The theme of this year's Education Show is "Fresh thinking". It reflects a growing interest in thinking and learning, and for teachers looking to embellish their lessons with "brain-friendly" techniques, there are a number of seminars and resources on the subject.
There is big support on thinking skills from the Government (especially in its KS3 strategy), and the Campaign for Learning is nearing the end of its five-year "Learning to Learn" research project. In a report published last month, it says there is "overwhelming evidence of positive benefits for the pupils, teachers and schools involved".
Dr Duncan Milne is one of several learning gurus at this year's show. He will talk on recent brain research which is coming up with very exciting possibilities. Milne is the author of Teaching the Brain to Read. An educational neuropsychologist, he has been doing his own brain imaging research to see what goes on in our heads when we learn to read.
He has discovered something rather unnerving. "Our brains are not wired for reading. After all, it is only something humans have done in the last 5,000 years. It is not like language - there is no natural built-in pathways to help children to read," he explains. Milne's findings also support the view that each of us has learning preferences: visual, auditory and kinaesthetic.
Ian Gilbert is another author presenting fresh ideas about learning. His Little Owl's Book of Thinking, which has been short-listed for an Education Resources Award, has been described as the "cleverest, simplest, funniest and most engaging treatise on thinking skills available".
"Thinking is a skill that can be learned," says Gilbert whose book comes out of 10 years work with teachers and children. "A decade ago, few teachers were interested in how the brain works. That is all changing now, but I still get asked by teachers, 'Should we be spending time teaching children how to learn?'"
His answer is predictable.

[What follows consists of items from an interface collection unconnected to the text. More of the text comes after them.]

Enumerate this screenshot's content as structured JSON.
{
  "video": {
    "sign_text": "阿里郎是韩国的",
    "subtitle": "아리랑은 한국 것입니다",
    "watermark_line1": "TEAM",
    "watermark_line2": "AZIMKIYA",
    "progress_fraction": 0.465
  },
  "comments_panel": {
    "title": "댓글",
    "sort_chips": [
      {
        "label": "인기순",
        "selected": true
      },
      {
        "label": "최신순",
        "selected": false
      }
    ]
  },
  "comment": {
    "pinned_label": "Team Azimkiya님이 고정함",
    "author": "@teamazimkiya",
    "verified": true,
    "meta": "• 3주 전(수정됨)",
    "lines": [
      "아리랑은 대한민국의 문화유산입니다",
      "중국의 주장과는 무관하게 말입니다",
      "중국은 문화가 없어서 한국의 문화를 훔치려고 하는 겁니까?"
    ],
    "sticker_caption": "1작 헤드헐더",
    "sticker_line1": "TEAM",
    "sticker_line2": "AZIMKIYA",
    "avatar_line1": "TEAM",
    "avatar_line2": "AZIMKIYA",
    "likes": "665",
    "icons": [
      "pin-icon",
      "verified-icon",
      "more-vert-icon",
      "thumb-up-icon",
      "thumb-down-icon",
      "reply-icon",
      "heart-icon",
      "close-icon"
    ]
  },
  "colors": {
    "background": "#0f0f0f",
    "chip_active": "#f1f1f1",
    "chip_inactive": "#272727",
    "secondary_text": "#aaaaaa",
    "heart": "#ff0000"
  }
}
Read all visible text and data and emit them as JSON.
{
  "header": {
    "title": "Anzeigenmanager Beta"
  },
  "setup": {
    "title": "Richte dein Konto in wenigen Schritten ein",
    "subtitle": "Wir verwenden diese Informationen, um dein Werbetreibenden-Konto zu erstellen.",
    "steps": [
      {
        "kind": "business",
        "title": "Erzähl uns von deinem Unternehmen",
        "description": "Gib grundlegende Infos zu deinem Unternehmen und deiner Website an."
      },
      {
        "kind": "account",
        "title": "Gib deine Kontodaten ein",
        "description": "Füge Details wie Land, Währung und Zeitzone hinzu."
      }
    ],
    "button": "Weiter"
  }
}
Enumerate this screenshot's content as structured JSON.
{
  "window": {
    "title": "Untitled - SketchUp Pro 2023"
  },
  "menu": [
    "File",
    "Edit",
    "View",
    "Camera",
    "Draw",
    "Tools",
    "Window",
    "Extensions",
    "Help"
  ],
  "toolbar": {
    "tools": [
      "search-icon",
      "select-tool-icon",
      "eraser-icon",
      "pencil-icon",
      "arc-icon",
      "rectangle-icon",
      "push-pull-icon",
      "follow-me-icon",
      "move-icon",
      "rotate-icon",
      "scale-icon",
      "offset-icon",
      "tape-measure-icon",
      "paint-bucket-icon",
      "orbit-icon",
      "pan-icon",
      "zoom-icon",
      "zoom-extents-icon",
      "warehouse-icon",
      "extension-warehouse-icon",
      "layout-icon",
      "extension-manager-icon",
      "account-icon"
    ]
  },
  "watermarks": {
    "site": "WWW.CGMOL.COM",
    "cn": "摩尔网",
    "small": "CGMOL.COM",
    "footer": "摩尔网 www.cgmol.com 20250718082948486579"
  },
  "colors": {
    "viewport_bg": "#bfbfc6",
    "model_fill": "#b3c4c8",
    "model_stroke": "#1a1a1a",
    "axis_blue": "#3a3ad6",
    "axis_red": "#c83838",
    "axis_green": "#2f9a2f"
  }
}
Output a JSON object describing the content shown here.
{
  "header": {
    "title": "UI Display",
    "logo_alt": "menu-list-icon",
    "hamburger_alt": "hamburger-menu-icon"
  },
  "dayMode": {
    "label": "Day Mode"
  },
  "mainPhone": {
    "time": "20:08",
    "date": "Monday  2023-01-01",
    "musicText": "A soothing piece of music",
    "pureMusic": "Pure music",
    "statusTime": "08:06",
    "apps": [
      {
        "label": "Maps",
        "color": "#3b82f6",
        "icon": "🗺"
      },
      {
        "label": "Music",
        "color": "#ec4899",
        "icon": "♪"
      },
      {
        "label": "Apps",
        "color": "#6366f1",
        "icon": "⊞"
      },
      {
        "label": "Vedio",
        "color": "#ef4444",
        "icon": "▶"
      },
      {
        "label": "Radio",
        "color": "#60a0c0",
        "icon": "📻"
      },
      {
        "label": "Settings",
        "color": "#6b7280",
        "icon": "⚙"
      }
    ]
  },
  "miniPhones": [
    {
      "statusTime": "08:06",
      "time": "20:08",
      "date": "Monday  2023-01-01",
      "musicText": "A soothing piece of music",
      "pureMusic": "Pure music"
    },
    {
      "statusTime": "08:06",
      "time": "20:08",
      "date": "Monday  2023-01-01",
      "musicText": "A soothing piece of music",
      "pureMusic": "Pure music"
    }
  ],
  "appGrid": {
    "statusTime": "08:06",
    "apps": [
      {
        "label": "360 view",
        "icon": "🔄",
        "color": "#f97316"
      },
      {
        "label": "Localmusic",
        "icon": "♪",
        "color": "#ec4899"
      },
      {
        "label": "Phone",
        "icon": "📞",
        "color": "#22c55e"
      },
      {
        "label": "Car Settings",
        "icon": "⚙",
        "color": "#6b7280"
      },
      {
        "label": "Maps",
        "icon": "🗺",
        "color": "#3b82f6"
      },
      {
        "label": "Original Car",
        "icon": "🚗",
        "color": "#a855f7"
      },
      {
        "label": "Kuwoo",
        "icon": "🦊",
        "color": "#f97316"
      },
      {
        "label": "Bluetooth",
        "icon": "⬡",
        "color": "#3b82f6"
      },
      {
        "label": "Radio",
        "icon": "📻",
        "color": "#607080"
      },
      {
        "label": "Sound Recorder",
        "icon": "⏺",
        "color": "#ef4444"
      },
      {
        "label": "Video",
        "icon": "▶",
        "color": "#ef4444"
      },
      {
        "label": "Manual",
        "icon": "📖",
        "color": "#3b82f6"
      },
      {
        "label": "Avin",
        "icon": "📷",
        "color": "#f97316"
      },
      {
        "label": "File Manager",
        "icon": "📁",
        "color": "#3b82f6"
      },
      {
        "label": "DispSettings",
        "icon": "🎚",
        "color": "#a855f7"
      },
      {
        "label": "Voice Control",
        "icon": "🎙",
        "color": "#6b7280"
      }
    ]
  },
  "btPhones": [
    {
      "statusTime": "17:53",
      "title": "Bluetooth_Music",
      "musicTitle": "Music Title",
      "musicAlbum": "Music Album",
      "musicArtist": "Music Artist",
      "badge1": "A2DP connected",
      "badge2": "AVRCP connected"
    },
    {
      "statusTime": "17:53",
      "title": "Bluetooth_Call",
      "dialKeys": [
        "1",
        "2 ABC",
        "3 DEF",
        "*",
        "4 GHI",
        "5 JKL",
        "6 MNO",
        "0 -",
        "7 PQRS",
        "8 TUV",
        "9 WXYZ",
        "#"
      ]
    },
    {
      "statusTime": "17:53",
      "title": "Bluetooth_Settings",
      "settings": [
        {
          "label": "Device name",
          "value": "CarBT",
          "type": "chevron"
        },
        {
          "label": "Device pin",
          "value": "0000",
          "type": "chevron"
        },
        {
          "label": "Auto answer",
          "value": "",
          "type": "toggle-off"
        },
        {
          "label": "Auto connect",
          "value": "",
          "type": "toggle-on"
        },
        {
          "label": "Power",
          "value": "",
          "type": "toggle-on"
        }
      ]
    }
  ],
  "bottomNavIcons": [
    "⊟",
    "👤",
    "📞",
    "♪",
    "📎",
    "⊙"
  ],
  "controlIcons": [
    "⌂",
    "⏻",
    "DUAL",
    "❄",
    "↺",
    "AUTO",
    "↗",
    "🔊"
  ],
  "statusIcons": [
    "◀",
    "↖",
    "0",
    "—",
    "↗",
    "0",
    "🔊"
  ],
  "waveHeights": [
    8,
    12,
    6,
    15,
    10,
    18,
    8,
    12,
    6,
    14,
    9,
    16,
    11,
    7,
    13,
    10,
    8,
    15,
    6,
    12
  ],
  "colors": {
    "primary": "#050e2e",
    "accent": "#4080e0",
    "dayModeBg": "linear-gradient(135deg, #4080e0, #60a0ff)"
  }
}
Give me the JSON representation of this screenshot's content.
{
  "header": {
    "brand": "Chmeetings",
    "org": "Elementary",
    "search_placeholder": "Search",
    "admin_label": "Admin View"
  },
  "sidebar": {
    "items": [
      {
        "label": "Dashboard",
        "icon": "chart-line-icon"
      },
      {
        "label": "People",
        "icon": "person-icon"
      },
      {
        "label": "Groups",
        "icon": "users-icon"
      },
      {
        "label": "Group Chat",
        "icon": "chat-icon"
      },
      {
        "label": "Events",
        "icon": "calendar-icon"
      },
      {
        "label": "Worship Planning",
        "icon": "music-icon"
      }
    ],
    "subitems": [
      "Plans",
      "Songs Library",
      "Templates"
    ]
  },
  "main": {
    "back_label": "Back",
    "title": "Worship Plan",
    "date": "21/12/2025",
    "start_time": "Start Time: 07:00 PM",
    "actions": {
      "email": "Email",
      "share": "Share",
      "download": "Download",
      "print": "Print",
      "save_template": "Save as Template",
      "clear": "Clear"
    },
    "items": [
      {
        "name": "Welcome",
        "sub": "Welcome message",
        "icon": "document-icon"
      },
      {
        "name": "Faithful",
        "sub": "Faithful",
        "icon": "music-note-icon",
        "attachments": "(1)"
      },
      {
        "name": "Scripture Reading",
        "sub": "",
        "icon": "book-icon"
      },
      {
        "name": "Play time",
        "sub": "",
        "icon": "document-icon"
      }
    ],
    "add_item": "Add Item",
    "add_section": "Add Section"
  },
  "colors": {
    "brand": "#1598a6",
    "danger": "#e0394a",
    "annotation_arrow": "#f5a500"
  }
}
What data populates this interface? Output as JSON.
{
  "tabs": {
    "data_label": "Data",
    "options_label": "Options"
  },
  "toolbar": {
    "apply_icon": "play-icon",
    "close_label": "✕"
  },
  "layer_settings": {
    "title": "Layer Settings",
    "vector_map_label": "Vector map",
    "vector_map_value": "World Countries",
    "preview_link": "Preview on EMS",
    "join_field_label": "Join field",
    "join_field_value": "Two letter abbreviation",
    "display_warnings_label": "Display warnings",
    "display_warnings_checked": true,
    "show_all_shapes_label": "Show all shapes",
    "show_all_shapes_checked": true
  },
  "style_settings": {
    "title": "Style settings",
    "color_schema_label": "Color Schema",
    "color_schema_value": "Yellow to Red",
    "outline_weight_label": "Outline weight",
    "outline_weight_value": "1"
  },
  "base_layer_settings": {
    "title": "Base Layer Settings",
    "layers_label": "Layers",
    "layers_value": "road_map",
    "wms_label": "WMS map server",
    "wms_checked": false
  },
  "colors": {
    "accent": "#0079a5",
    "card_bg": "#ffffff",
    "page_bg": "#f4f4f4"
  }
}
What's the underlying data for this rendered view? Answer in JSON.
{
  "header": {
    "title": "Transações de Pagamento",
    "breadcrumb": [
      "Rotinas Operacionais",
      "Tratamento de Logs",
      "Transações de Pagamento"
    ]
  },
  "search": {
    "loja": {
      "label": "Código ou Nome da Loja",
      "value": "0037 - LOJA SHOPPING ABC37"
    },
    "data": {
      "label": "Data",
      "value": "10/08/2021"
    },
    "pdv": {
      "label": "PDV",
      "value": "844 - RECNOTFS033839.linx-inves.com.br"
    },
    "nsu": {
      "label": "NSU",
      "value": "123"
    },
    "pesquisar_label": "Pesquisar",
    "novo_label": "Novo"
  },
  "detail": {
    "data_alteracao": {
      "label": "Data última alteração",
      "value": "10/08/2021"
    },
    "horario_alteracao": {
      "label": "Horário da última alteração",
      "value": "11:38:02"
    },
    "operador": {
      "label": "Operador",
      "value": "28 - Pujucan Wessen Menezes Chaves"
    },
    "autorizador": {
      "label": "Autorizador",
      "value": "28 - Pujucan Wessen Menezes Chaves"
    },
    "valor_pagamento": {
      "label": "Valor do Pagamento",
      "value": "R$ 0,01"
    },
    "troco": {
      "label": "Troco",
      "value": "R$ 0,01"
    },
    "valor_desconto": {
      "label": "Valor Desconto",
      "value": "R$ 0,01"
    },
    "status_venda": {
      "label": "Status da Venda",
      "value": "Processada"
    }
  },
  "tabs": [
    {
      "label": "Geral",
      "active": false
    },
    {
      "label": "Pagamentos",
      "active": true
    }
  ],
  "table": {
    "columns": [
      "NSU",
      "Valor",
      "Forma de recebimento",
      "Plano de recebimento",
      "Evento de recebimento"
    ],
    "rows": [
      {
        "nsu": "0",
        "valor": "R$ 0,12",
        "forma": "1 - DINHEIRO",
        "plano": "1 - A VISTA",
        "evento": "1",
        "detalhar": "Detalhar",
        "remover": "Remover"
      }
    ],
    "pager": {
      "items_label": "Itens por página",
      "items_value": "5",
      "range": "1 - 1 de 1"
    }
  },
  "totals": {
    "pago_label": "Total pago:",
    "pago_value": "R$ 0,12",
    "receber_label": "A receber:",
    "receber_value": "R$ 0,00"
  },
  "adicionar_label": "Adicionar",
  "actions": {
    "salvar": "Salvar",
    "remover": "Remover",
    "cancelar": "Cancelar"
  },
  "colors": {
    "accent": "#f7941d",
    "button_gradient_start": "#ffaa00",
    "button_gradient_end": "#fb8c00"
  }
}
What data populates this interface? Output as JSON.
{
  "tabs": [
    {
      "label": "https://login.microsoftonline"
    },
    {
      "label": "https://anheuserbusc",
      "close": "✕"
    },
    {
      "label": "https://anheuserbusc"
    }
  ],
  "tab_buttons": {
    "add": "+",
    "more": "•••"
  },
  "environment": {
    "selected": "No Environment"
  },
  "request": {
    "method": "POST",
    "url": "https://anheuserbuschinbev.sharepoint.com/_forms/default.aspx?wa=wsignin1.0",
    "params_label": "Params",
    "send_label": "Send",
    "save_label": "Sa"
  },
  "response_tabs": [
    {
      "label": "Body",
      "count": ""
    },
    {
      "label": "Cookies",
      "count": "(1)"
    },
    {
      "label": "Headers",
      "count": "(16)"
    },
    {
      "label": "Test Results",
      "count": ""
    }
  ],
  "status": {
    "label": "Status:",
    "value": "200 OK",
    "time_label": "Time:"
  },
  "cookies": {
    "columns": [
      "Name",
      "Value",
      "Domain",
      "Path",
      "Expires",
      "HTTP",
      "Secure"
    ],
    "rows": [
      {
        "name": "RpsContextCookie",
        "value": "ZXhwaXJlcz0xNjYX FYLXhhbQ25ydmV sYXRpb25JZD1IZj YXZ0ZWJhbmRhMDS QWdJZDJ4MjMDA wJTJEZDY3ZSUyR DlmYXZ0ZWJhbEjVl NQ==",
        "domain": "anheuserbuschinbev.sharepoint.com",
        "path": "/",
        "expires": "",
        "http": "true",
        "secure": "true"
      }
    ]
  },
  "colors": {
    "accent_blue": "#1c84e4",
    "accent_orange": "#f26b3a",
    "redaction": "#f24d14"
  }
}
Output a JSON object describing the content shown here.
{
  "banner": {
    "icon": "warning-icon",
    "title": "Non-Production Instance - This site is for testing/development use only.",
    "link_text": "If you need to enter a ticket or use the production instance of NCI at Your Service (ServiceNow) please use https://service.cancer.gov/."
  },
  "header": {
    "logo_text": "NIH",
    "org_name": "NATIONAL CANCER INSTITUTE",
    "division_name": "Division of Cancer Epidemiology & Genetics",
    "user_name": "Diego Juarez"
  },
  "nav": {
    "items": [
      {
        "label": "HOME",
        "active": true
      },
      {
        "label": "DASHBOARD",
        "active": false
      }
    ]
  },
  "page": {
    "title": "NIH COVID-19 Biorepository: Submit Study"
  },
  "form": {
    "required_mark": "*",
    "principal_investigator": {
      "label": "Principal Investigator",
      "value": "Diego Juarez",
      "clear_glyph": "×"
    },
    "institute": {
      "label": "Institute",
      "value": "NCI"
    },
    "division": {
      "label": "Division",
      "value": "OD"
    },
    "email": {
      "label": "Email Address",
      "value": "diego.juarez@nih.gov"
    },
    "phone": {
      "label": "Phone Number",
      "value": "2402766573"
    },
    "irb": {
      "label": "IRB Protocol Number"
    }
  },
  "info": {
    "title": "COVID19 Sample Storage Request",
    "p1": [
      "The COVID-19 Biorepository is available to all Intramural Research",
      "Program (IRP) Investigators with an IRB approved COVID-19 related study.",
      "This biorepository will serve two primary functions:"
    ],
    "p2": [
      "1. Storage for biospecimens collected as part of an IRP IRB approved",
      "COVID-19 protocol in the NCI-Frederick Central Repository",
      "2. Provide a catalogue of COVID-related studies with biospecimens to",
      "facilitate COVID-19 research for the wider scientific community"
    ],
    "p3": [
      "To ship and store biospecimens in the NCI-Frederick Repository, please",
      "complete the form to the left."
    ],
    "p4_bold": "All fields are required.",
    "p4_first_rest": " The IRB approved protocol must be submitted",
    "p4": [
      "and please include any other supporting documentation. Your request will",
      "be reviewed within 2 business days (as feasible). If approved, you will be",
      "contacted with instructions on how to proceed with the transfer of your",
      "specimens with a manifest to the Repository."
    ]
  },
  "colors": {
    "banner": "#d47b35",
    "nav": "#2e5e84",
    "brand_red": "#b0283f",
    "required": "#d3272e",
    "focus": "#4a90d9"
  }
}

Gilbert's owl book is a set of parables about thinking which emphasise that, in his words, "There are several types of right answer", and what is more important is to ask the "right questions".
The link between mind and body will also be emphasised by Alan Heath in his talk on "Brain Gym".
This set of techniques consists of activities that bring about rapid and often dramatic improvements in concentration, memory, reading, writing, listening, co-ordination and more. Started by Dr Paul Dennison in the late 1960s, lots of schools now use the techniques to improve concentration.
Brain Gym is also widely used to help children with learning and developmental challenges.
Flo Longhorn has been using the senses to help children learn. "Forget about the five senses," says Longhorn, "we have discovered at least 56."
These include a sense of balance, time and even radiation where extremely subtle changes in our skin colour can reflect how we feel and what we are thinking.
Longhorn uses our multi-sensory facilities to help children, often with severe disabilities, make sense of the world. "Children who will not respond to any other stimulus will sometimes react in an incredibly positive way to vibrations," she explains.
"Some children with severe autism have a heightened sense of colour - one boy loves green and will wear nothing else. Our environment teaches us how not to use our senses - my 'multi-sensory workouts' reverse that."
State of mind is a key element of how well we learn. Murray White's talk on self esteem will emphasise the importance of a child's feelings about themselves. "Learning just doesn't happen without positive self esteem," says Murray, a former headteacher. "It is more important than IQ in predicting attainment and a child's behaviour is determined by it," he claims.
One resource aimed at helping the brain get brainy is Fast ForWord, from Scientific Learning Corporation. The US company claims to use the latest advances in brain research to develop learning and communication for all students. Its language skills product builds on memory and attention.
How children learn is also central to the books displayed at the Accelerated Learning Centre. Accelerated Learning is sometimes described as Whole Brain or Integrative Learning. The technique involves accentuating the positive and eliminating the negative. Advocates claim astounding improvements - not least as Accelerated Learning is supposed to bring fun back into the classroom. You will find all the key books and resources in Accelerated Learning on the stand. Though learning how to learn is still something of a novelty, this year's Education Show points in the right direction - inside our heads.
Accelerated Learning Centre Stand PV78 Scientific Learning Corporation Stand SN78